When you think of obtaining guardianship for someone, your first thoughts probably go to an aging parent or a child with special needs. There are cases, however, where a fully capable loved one may become incapacitated due to an accident, leaving you to apply for guardianship. Traumatic brain injuries, for example, can leave someone with severe brain damage and unable to make financial decisions for themselves. 

We understand how the laws in Georgia apply to people with special needs and guardianship. We have helped many of our clients with their cases regarding these topics. 

What can a guardian do in a legal sense? 

According to FindLaw, a guardian can make legal decisions on behalf of the incapacitated person. This includes making medical and financial decisions, along with assuming responsibility for your loved one’s care and quality of life. 

This can be a difficult situation during the aftermath of a catastrophic accident. Adjusting to life with a new version of your loved one is hard enough, let alone having the courts make a decision regarding guardianship. For this reason, everyone should have an updated will or trust to specify who they would like appointed as guardian in case of an accident. 

How is a guardian chosen? 

If your loved one can make their wishes known, the court will honor his or her request. If your loved one cannot make their wishes known, however, the court will look at existing estate documents such as a will or a durable power of attorney.
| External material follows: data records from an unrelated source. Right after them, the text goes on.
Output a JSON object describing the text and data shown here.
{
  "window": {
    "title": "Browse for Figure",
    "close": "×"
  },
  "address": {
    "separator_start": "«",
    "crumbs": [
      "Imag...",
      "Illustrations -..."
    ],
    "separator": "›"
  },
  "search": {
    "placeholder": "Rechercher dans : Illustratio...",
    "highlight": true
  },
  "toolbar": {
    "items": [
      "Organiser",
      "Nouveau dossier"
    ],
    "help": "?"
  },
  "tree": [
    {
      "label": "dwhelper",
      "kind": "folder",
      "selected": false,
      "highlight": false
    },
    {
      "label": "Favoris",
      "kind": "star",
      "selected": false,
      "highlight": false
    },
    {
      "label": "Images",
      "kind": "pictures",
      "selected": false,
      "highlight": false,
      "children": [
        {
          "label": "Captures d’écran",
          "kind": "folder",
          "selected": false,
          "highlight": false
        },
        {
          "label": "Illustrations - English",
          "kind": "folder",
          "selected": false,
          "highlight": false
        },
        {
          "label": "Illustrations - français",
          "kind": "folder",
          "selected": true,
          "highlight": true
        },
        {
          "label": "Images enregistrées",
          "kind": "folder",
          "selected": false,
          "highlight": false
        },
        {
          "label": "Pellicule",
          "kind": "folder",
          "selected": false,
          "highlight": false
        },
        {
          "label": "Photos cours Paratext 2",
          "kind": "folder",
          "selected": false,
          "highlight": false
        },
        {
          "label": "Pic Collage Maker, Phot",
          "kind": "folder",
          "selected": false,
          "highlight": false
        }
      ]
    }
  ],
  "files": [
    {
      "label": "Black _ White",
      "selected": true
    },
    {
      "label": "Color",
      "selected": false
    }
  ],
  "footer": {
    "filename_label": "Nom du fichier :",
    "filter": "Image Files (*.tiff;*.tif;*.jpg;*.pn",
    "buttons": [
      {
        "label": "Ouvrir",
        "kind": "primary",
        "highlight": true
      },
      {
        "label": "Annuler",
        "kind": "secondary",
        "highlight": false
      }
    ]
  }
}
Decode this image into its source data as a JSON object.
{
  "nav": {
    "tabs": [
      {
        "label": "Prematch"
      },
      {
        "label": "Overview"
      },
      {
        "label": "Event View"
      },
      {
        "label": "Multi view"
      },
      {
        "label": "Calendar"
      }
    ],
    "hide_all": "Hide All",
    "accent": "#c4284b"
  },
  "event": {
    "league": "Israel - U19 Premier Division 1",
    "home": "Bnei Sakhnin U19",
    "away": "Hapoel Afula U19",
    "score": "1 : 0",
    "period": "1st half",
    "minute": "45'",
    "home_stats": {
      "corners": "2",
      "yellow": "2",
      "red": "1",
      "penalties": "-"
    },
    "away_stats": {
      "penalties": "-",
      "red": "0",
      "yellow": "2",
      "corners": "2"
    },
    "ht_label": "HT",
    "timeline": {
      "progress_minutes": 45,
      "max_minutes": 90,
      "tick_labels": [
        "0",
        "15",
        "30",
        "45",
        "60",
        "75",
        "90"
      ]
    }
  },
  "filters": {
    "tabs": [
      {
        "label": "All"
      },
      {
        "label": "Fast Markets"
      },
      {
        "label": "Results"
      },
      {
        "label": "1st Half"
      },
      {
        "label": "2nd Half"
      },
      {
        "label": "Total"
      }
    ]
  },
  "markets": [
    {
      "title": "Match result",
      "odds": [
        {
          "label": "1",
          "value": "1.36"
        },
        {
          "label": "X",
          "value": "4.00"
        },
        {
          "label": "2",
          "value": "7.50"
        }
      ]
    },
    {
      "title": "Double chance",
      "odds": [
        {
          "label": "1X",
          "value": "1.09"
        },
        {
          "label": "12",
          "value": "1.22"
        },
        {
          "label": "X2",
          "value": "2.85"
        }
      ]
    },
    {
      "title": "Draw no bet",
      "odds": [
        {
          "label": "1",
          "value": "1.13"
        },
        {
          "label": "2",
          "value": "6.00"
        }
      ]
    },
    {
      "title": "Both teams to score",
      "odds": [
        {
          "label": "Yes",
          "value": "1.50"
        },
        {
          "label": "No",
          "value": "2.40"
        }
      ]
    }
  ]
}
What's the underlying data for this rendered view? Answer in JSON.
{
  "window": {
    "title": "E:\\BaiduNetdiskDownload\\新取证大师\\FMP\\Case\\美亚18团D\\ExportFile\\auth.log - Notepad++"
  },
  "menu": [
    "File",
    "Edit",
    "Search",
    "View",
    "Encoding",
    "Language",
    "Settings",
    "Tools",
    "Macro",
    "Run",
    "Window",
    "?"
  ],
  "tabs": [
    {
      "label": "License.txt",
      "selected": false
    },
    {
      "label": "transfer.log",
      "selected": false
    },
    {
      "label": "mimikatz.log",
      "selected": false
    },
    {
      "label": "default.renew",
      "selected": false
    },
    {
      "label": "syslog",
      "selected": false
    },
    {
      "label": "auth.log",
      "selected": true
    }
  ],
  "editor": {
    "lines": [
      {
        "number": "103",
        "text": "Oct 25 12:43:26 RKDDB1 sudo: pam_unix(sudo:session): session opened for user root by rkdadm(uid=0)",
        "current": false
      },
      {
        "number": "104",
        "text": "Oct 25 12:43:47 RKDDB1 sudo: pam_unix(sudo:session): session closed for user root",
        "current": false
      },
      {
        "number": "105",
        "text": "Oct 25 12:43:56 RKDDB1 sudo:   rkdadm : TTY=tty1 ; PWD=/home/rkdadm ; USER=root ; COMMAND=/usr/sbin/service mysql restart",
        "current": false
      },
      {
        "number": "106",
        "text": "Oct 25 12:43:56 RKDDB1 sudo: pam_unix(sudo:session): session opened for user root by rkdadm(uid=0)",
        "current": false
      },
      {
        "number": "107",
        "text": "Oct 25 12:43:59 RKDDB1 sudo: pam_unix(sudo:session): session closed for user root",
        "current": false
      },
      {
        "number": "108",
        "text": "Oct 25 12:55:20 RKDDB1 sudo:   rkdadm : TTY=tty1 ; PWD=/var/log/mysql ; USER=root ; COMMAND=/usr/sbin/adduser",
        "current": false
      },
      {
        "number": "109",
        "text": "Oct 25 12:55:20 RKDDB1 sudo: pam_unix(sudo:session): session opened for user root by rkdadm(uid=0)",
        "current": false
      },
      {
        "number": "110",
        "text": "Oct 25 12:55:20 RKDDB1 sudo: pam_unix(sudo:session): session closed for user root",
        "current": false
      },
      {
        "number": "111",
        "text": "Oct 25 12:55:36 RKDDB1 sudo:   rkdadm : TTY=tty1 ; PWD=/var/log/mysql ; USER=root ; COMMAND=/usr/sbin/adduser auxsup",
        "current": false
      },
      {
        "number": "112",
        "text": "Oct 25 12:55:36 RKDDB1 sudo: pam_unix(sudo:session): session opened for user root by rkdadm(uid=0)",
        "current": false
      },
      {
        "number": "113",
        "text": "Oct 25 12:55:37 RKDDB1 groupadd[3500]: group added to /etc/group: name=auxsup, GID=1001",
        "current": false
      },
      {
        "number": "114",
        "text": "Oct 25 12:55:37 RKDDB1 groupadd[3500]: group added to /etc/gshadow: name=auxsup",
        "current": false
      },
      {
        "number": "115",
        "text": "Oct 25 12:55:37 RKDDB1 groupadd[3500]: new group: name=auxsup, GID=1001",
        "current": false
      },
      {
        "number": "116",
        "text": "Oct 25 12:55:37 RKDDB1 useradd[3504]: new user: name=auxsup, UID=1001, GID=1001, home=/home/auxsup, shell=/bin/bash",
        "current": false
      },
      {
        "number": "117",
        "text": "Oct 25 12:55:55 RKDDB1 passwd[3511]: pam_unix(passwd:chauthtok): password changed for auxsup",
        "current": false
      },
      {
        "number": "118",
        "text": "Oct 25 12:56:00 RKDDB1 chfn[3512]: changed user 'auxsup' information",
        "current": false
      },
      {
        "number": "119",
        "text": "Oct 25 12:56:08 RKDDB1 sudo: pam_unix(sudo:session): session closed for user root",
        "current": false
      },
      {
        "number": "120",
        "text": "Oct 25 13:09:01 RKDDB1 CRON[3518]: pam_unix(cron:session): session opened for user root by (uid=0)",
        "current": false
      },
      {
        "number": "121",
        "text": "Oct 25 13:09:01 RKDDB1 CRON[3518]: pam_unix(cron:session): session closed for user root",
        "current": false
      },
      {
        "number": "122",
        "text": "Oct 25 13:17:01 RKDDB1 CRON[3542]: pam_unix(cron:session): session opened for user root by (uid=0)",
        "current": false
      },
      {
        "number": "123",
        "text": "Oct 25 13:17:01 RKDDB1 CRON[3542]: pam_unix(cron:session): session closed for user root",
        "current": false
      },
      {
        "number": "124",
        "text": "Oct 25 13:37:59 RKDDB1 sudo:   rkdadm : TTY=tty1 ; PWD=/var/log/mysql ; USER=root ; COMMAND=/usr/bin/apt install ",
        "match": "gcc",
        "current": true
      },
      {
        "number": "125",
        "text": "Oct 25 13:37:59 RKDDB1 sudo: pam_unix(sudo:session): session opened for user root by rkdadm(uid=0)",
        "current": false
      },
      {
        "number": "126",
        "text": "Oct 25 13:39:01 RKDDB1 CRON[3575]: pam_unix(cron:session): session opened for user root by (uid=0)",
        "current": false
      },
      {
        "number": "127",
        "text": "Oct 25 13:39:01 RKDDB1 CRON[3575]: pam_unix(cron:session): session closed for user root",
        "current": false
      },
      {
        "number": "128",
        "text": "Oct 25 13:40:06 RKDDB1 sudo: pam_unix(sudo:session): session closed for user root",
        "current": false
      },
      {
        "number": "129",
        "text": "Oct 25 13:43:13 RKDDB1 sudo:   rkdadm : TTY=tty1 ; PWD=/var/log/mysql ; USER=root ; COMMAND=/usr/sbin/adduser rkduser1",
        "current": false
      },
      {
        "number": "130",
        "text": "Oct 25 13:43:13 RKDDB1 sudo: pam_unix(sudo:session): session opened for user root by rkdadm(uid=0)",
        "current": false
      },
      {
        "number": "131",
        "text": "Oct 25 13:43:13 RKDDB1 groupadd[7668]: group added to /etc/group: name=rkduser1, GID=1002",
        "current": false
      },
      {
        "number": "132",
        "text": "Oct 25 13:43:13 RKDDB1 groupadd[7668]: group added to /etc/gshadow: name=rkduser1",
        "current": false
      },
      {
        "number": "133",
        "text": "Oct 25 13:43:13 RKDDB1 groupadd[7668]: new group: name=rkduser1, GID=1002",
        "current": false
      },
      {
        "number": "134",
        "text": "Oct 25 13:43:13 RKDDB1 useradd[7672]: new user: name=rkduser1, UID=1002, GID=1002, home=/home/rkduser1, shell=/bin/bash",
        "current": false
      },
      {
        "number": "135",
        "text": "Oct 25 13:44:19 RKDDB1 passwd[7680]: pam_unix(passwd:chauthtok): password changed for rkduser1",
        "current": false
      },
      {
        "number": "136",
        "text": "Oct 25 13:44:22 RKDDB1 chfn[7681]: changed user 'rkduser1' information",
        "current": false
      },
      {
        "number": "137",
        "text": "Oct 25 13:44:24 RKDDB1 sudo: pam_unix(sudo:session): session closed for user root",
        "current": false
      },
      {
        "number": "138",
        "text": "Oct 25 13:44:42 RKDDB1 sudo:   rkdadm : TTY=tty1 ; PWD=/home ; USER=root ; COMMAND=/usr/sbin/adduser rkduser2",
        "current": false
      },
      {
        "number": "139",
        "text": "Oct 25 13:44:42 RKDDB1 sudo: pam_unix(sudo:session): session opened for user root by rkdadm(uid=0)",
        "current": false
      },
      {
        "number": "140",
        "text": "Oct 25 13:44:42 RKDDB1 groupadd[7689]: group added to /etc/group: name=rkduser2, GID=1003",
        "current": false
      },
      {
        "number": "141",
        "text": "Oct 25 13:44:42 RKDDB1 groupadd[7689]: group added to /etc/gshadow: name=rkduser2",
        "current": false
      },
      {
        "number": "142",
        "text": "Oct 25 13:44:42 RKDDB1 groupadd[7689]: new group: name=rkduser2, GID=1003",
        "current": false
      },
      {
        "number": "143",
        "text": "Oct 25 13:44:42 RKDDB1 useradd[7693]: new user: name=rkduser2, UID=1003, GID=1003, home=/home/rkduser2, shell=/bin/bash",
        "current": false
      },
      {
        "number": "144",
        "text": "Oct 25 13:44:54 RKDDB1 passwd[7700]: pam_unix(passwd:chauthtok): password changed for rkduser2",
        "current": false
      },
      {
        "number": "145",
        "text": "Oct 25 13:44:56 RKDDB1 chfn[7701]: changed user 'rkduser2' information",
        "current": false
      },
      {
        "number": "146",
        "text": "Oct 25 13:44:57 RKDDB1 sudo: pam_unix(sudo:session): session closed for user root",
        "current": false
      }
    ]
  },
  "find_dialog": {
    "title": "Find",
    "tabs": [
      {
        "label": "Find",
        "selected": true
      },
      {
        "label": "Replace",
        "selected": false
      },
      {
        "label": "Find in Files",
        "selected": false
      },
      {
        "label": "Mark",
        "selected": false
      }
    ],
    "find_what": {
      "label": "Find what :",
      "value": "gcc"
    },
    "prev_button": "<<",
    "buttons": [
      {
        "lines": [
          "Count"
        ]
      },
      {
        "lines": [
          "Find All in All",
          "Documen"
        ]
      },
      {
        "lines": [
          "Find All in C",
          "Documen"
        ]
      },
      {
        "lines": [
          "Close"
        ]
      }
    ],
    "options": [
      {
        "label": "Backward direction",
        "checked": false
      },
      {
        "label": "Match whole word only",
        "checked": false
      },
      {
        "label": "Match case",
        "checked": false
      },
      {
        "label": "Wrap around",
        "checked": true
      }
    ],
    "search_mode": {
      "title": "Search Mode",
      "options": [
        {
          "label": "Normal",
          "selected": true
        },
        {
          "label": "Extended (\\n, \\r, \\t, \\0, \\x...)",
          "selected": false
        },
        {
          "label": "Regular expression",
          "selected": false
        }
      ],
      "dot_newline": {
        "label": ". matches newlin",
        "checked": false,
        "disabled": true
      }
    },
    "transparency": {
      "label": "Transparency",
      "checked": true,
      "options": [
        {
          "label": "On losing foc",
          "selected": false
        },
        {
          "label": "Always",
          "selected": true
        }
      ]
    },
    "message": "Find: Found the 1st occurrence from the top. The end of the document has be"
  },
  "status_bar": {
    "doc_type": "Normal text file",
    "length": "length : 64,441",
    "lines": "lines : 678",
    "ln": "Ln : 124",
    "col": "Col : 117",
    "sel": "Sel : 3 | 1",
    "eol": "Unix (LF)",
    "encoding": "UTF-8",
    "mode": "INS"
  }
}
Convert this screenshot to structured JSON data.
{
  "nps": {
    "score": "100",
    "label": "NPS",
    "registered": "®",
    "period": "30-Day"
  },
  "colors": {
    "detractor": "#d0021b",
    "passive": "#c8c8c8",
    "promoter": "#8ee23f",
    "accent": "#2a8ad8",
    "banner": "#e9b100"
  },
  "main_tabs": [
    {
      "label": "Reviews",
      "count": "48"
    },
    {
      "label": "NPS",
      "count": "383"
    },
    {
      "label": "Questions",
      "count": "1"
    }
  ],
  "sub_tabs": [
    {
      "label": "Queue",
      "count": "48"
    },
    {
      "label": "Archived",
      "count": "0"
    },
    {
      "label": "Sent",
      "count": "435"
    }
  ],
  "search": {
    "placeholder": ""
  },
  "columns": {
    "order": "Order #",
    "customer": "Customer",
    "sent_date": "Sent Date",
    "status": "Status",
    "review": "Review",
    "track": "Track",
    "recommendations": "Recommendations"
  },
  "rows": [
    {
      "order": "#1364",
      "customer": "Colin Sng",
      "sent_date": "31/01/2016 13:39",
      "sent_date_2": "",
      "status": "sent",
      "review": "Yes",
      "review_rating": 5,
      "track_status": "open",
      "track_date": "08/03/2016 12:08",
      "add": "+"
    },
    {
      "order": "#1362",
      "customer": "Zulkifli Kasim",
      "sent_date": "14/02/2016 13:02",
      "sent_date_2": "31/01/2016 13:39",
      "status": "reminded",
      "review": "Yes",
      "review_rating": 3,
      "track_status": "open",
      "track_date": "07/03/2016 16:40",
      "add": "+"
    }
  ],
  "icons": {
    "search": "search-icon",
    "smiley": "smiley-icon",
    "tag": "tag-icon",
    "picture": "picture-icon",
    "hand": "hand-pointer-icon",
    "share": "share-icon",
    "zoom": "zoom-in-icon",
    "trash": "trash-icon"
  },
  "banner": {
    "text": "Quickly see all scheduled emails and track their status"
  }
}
If those things have not been set up, the court will select a close family member. More information about this topic is available on our webpage.